> Assignment
Set down every line of the data exactly, skipping the pictures.

> Record set

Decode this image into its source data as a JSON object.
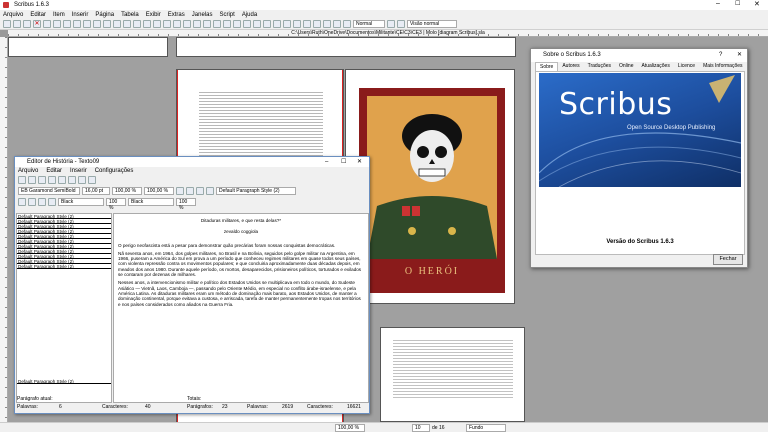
{
  "window": {
    "title": "Scribus 1.6.3"
  },
  "menubar": [
    "Arquivo",
    "Editar",
    "Item",
    "Inserir",
    "Página",
    "Tabela",
    "Exibir",
    "Extras",
    "Janelas",
    "Script",
    "Ajuda"
  ],
  "toolbar": {
    "mode": "Normal",
    "view": "Visão normal"
  },
  "path": "C:\\Users\\Ruth\\OneDrive\\Documentos\\Militante\\CE\\C3\\CE3 | Molo [diagram Scribus].sla",
  "statusbar": {
    "zoom": "100,00 %",
    "page": "10",
    "of": "de 16",
    "layer": "Fundo"
  },
  "poster": {
    "caption": "O   HERÓI"
  },
  "story_editor": {
    "title": "Editor de História - Texto09",
    "menu": [
      "Arquivo",
      "Editar",
      "Inserir",
      "Configurações"
    ],
    "font": "EB Garamond SemiBold",
    "font_size": "16,00 pt",
    "scale_w": "100,00 %",
    "scale_h": "100,00 %",
    "para_style": "Default Paragraph Style (2)",
    "fill_color": "Black",
    "fill_shade": "100 %",
    "stroke_color": "Black",
    "stroke_shade": "100 %",
    "para_items": [
      "Default Paragraph Style (2)",
      "Default Paragraph Style (2)",
      "Default Paragraph Style (2)",
      "Default Paragraph Style (2)",
      "Default Paragraph Style (2)",
      "Default Paragraph Style (2)",
      "Default Paragraph Style (2)",
      "Default Paragraph Style (2)",
      "Default Paragraph Style (2)",
      "Default Paragraph Style (2)",
      "Default Paragraph Style (2)"
    ],
    "para_item_bottom": "Default Paragraph Style (2)",
    "text": {
      "heading": "Ditaduras militares, e que resta delas?*",
      "author": "zevaldo coggiola",
      "p1": "O perigo neofascista está a pesar para demonstrar quão precárias foram nossas conquistas democráticas.",
      "p2": "Nã seventa anos, em 1964, dos golpes militares, no Brasil e na Bolívia, seguidos pelo golpe militar na Argentina, em 1966, puseram a América do Sul em prova a um período que conheceu regimes militares em quase todos seus países, com violenta repressão contra os movimentos populares; e que concluiria aproximadamente duas décadas depois, em meados dos anos 1980. Durante aquele período, os mortos, desaparecidos, prisioneiros políticos, torturados e exilados se contaram por dezenas de milhares.",
      "p3": "Nesses anos, a intervencionismo militar e político dos Estados Unidos se multiplicava em todo o mundo, do Sudeste Asiático — Vietnã, Laos, Camboja —, passando pelo Oriente Médio, em especial no conflito árabe-israelense, e pela América Latina. As ditaduras militares eram um método de dominação mais barato, aos Estados Unidos, de manter a dominação continental, porque evitava a custosa, e arriscada, tarefa de manter permanentemente tropas nos territórios e nos países considerados como aliados na Guerra Fria."
    },
    "footer": {
      "para_label": "Parágrafo atual:",
      "words_label": "Palavras:",
      "words": "6",
      "chars_label": "Caracteres:",
      "chars": "40",
      "totals_label": "Totais:",
      "tot_para_label": "Parágrafos:",
      "tot_para": "23",
      "tot_words_label": "Palavras:",
      "tot_words": "2619",
      "tot_chars_label": "Caracteres:",
      "tot_chars": "16621"
    }
  },
  "about": {
    "title": "Sobre o Scribus 1.6.3",
    "help": "?",
    "tabs": [
      "Sobre",
      "Autores",
      "Traduções",
      "Online",
      "Atualizações",
      "Licence",
      "Mais Informações"
    ],
    "logo": "Scribus",
    "tagline": "Open Source Desktop Publishing",
    "version": "Versão do Scribus 1.6.3",
    "close": "Fechar"
  }
}
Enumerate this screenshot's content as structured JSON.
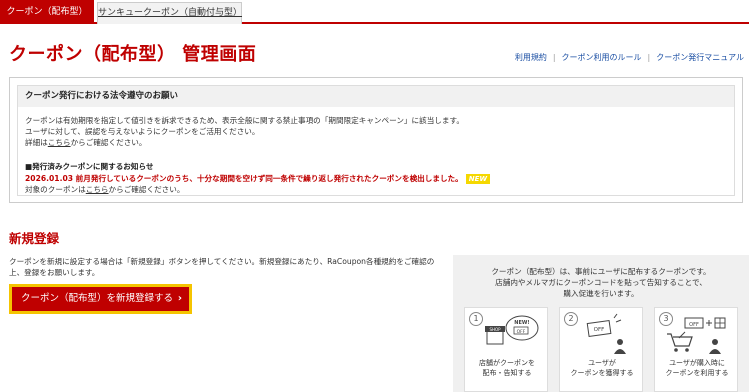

> Exercise output
Decode this image into its source data as a JSON object.
{
  "window": {
    "title": "Scribus 1.6.3"
  },
  "menubar": [
    "Arquivo",
    "Editar",
    "Item",
    "Inserir",
    "Página",
    "Tabela",
    "Exibir",
    "Extras",
    "Janelas",
    "Script",
    "Ajuda"
  ],
  "toolbar": {
    "mode": "Normal",
    "view": "Visão normal"
  },
  "path": "C:\\Users\\Ruth\\OneDrive\\Documentos\\Militante\\CE\\C3\\CE3 | Molo [diagram Scribus].sla",
  "statusbar": {
    "zoom": "100,00 %",
    "page": "10",
    "of": "de 16",
    "layer": "Fundo"
  },
  "poster": {
    "caption": "O   HERÓI"
  },
  "story_editor": {
    "title": "Editor de História - Texto09",
    "menu": [
      "Arquivo",
      "Editar",
      "Inserir",
      "Configurações"
    ],
    "font": "EB Garamond SemiBold",
    "font_size": "16,00 pt",
    "scale_w": "100,00 %",
    "scale_h": "100,00 %",
    "para_style": "Default Paragraph Style (2)",
    "fill_color": "Black",
    "fill_shade": "100 %",
    "stroke_color": "Black",
    "stroke_shade": "100 %",
    "para_items": [
      "Default Paragraph Style (2)",
      "Default Paragraph Style (2)",
      "Default Paragraph Style (2)",
      "Default Paragraph Style (2)",
      "Default Paragraph Style (2)",
      "Default Paragraph Style (2)",
      "Default Paragraph Style (2)",
      "Default Paragraph Style (2)",
      "Default Paragraph Style (2)",
      "Default Paragraph Style (2)",
      "Default Paragraph Style (2)"
    ],
    "para_item_bottom": "Default Paragraph Style (2)",
    "text": {
      "heading": "Ditaduras militares, e que resta delas?*",
      "author": "zevaldo coggiola",
      "p1": "O perigo neofascista está a pesar para demonstrar quão precárias foram nossas conquistas democráticas.",
      "p2": "Nã seventa anos, em 1964, dos golpes militares, no Brasil e na Bolívia, seguidos pelo golpe militar na Argentina, em 1966, puseram a América do Sul em prova a um período que conheceu regimes militares em quase todos seus países, com violenta repressão contra os movimentos populares; e que concluiria aproximadamente duas décadas depois, em meados dos anos 1980. Durante aquele período, os mortos, desaparecidos, prisioneiros políticos, torturados e exilados se contaram por dezenas de milhares.",
      "p3": "Nesses anos, a intervencionismo militar e político dos Estados Unidos se multiplicava em todo o mundo, do Sudeste Asiático — Vietnã, Laos, Camboja —, passando pelo Oriente Médio, em especial no conflito árabe-israelense, e pela América Latina. As ditaduras militares eram um método de dominação mais barato, aos Estados Unidos, de manter a dominação continental, porque evitava a custosa, e arriscada, tarefa de manter permanentemente tropas nos territórios e nos países considerados como aliados na Guerra Fria."
    },
    "footer": {
      "para_label": "Parágrafo atual:",
      "words_label": "Palavras:",
      "words": "6",
      "chars_label": "Caracteres:",
      "chars": "40",
      "totals_label": "Totais:",
      "tot_para_label": "Parágrafos:",
      "tot_para": "23",
      "tot_words_label": "Palavras:",
      "tot_words": "2619",
      "tot_chars_label": "Caracteres:",
      "tot_chars": "16621"
    }
  },
  "about": {
    "title": "Sobre o Scribus 1.6.3",
    "help": "?",
    "tabs": [
      "Sobre",
      "Autores",
      "Traduções",
      "Online",
      "Atualizações",
      "Licence",
      "Mais Informações"
    ],
    "logo": "Scribus",
    "tagline": "Open Source Desktop Publishing",
    "version": "Versão do Scribus 1.6.3",
    "close": "Fechar"
  }
}
Enumerate this screenshot's content as structured JSON.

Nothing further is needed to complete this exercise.